• _ENTRIES PROVIDED_
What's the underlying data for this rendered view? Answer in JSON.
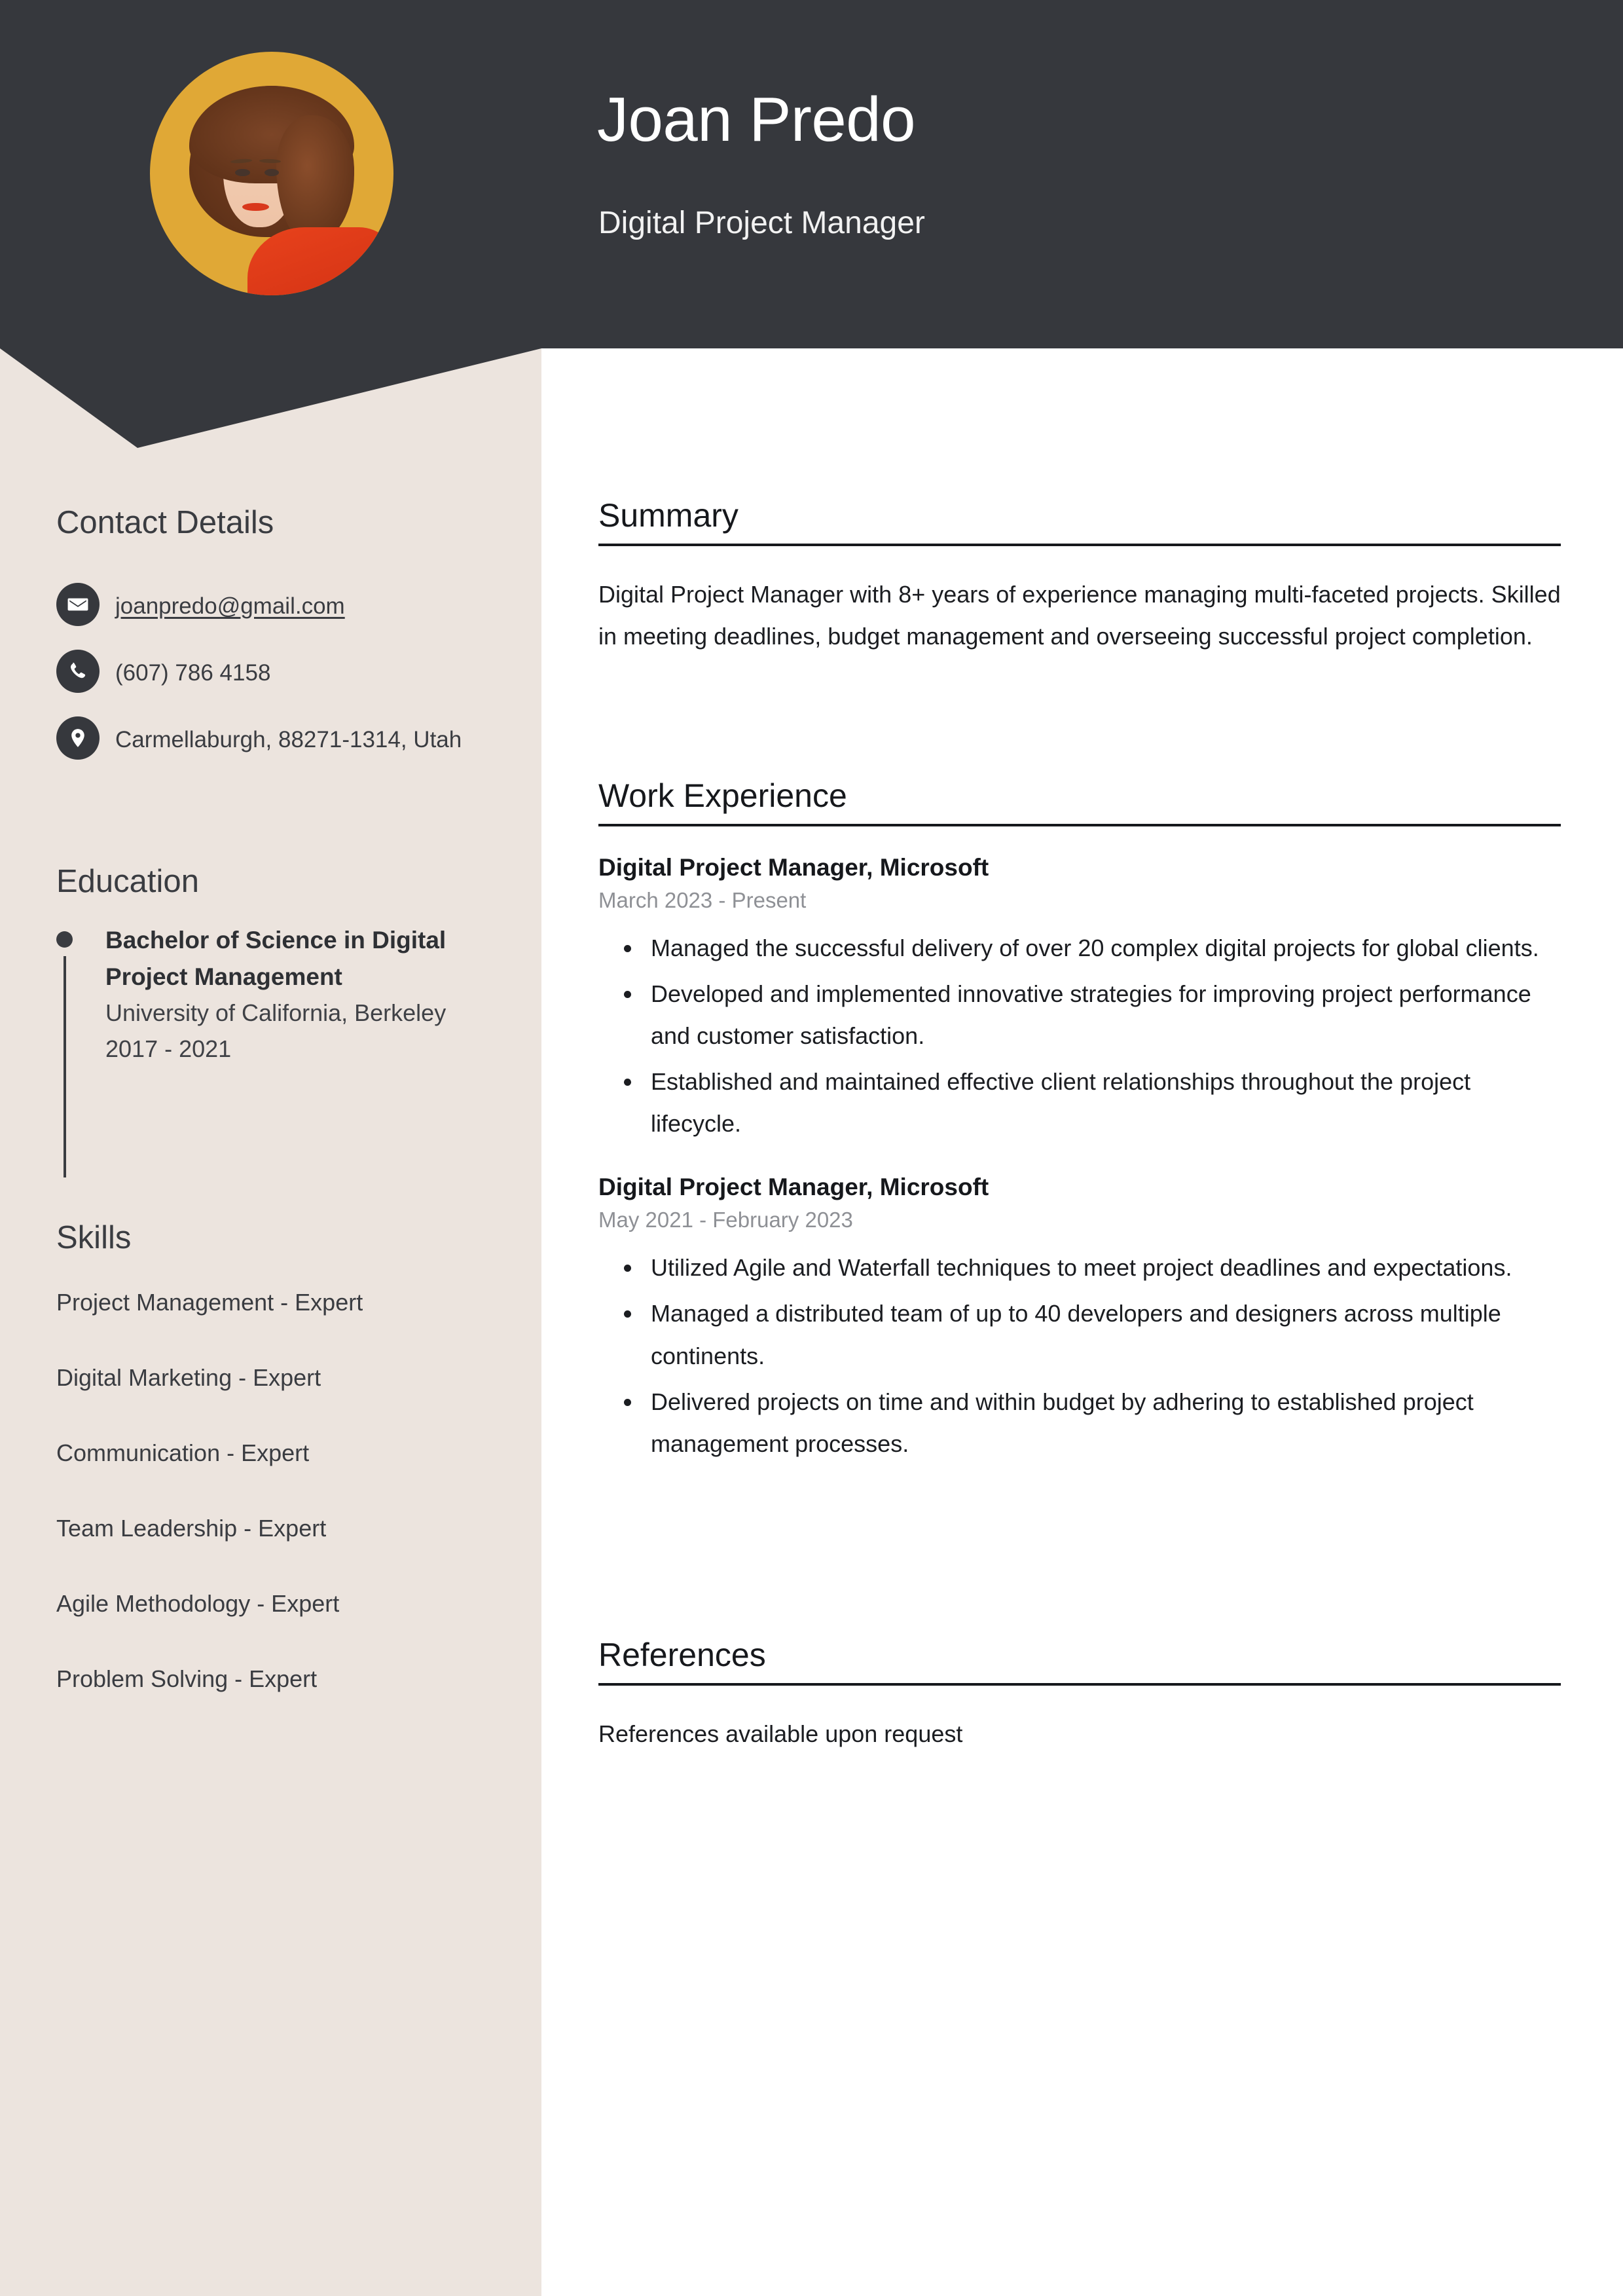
{
  "theme": {
    "header_bg": "#36383d",
    "sidebar_bg": "#ece4de",
    "main_bg": "#ffffff",
    "text_dark": "#3a3c41",
    "muted_text": "#8e9095",
    "avatar_bg": "#e0a836"
  },
  "header": {
    "name": "Joan Predo",
    "job_title": "Digital Project Manager",
    "avatar_alt": "portrait-photo"
  },
  "sidebar": {
    "contact": {
      "heading": "Contact Details",
      "items": [
        {
          "icon": "envelope-icon",
          "value": "joanpredo@gmail.com",
          "is_link": true
        },
        {
          "icon": "phone-icon",
          "value": "(607) 786 4158",
          "is_link": false
        },
        {
          "icon": "location-pin-icon",
          "value": "Carmellaburgh, 88271-1314, Utah",
          "is_link": false
        }
      ]
    },
    "education": {
      "heading": "Education",
      "items": [
        {
          "degree": "Bachelor of Science in Digital Project Management",
          "school": "University of California, Berkeley",
          "dates": "2017 - 2021"
        }
      ]
    },
    "skills": {
      "heading": "Skills",
      "items": [
        "Project Management - Expert",
        "Digital Marketing - Expert",
        "Communication - Expert",
        "Team Leadership - Expert",
        "Agile Methodology - Expert",
        "Problem Solving - Expert"
      ]
    }
  },
  "main": {
    "summary": {
      "heading": "Summary",
      "body": "Digital Project Manager with 8+ years of experience managing multi-faceted projects. Skilled in meeting deadlines, budget management and overseeing successful project completion."
    },
    "work_experience": {
      "heading": "Work Experience",
      "jobs": [
        {
          "title": "Digital Project Manager, Microsoft",
          "dates": "March 2023 - Present",
          "bullets": [
            "Managed the successful delivery of over 20 complex digital projects for global clients.",
            "Developed and implemented innovative strategies for improving project performance and customer satisfaction.",
            "Established and maintained effective client relationships throughout the project lifecycle."
          ]
        },
        {
          "title": "Digital Project Manager, Microsoft",
          "dates": "May 2021 - February 2023",
          "bullets": [
            "Utilized Agile and Waterfall techniques to meet project deadlines and expectations.",
            "Managed a distributed team of up to 40 developers and designers across multiple continents.",
            "Delivered projects on time and within budget by adhering to established project management processes."
          ]
        }
      ]
    },
    "references": {
      "heading": "References",
      "body": "References available upon request"
    }
  }
}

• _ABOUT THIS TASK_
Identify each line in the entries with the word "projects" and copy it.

• _OUTPUT FOR THIS TASK_
      "body": "Digital Project Manager with 8+ years of experience managing multi-faceted projects. Skilled in meeting deadlines, budget management and overseeing successful project completion."
            "Managed the successful delivery of over 20 complex digital projects for global clients.",
            "Delivered projects on time and within budget by adhering to established project management processes."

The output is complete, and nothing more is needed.